**The task**
For the string "heading", search the entries below and copy every line where it appears.

__________

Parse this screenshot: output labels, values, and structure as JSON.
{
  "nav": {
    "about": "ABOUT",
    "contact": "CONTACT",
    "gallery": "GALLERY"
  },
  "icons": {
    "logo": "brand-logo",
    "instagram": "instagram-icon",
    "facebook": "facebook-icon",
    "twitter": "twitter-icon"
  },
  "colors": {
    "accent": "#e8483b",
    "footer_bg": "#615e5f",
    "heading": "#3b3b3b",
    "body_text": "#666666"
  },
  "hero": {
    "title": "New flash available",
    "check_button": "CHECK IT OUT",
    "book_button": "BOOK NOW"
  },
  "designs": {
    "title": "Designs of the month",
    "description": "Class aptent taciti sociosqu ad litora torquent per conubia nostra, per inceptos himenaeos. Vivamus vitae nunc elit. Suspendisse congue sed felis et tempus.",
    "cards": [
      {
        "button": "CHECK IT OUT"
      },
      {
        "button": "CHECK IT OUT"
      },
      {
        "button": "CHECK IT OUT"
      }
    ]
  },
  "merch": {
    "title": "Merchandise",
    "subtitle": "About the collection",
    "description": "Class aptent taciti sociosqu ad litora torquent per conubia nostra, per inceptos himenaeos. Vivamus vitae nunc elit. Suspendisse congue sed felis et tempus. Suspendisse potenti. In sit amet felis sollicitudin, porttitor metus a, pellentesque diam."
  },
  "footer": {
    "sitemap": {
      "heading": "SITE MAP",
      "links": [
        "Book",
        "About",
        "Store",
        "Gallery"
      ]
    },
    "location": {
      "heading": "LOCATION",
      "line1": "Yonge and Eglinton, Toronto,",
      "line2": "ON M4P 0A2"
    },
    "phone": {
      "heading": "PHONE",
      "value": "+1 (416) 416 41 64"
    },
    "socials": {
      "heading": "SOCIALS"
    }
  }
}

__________

**Solution**
    "heading": "#3b3b3b",
      "heading": "SITE MAP",
      "heading": "LOCATION",
      "heading": "PHONE",
      "heading": "SOCIALS"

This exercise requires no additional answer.